Word for word, restate the entries that follow.

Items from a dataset
━━━━━━━━━━━━━━━━━━━━
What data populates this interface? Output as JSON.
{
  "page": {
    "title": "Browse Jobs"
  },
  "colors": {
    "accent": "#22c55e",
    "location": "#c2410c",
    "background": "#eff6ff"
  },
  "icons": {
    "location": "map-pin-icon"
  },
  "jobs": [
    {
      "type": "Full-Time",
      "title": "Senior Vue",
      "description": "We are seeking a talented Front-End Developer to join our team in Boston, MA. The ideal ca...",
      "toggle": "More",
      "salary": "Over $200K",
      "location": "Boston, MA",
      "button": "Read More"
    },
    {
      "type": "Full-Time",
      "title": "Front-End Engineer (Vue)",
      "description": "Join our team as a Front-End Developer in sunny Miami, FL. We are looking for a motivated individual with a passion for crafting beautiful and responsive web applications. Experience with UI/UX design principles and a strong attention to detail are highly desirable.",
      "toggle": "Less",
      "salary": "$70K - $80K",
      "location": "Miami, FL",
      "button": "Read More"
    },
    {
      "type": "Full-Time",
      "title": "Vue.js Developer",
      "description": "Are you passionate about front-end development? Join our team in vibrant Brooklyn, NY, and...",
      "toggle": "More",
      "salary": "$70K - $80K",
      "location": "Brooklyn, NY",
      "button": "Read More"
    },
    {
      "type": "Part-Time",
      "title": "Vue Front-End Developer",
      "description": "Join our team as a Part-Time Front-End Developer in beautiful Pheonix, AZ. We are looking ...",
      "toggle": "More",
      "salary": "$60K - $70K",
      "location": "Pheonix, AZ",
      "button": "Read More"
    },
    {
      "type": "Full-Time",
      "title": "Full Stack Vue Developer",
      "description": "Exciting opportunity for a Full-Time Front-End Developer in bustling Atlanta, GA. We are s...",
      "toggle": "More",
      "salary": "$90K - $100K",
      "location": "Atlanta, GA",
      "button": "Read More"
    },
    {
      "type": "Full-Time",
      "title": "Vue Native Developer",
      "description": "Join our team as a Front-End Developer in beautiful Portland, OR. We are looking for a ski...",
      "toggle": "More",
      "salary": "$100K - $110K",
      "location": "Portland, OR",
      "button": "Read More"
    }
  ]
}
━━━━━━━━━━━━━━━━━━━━
• **Output for this exercise**:
What data populates this interface? Output as JSON.
{
  "page": {
    "title": "Browse Jobs"
  },
  "colors": {
    "accent": "#22c55e",
    "location": "#c2410c",
    "background": "#eff6ff"
  },
  "icons": {
    "location": "map-pin-icon"
  },
  "jobs": [
    {
      "type": "Full-Time",
      "title": "Senior Vue",
      "description": "We are seeking a talented Front-End Developer to join our team in Boston, MA. The ideal ca...",
      "toggle": "More",
      "salary": "Over $200K",
      "location": "Boston, MA",
      "button": "Read More"
    },
    {
      "type": "Full-Time",
      "title": "Front-End Engineer (Vue)",
      "description": "Join our team as a Front-End Developer in sunny Miami, FL. We are looking for a motivated individual with a passion for crafting beautiful and responsive web applications. Experience with UI/UX design principles and a strong attention to detail are highly desirable.",
      "toggle": "Less",
      "salary": "$70K - $80K",
      "location": "Miami, FL",
      "button": "Read More"
    },
    {
      "type": "Full-Time",
      "title": "Vue.js Developer",
      "description": "Are you passionate about front-end development? Join our team in vibrant Brooklyn, NY, and...",
      "toggle": "More",
      "salary": "$70K - $80K",
      "location": "Brooklyn, NY",
      "button": "Read More"
    },
    {
      "type": "Part-Time",
      "title": "Vue Front-End Developer",
      "description": "Join our team as a Part-Time Front-End Developer in beautiful Pheonix, AZ. We are looking ...",
      "toggle": "More",
      "salary": "$60K - $70K",
      "location": "Pheonix, AZ",
      "button": "Read More"
    },
    {
      "type": "Full-Time",
      "title": "Full Stack Vue Developer",
      "description": "Exciting opportunity for a Full-Time Front-End Developer in bustling Atlanta, GA. We are s...",
      "toggle": "More",
      "salary": "$90K - $100K",
      "location": "Atlanta, GA",
      "button": "Read More"
    },
    {
      "type": "Full-Time",
      "title": "Vue Native Developer",
      "description": "Join our team as a Front-End Developer in beautiful Portland, OR. We are looking for a ski...",
      "toggle": "More",
      "salary": "$100K - $110K",
      "location": "Portland, OR",
      "button": "Read More"
    }
  ]
}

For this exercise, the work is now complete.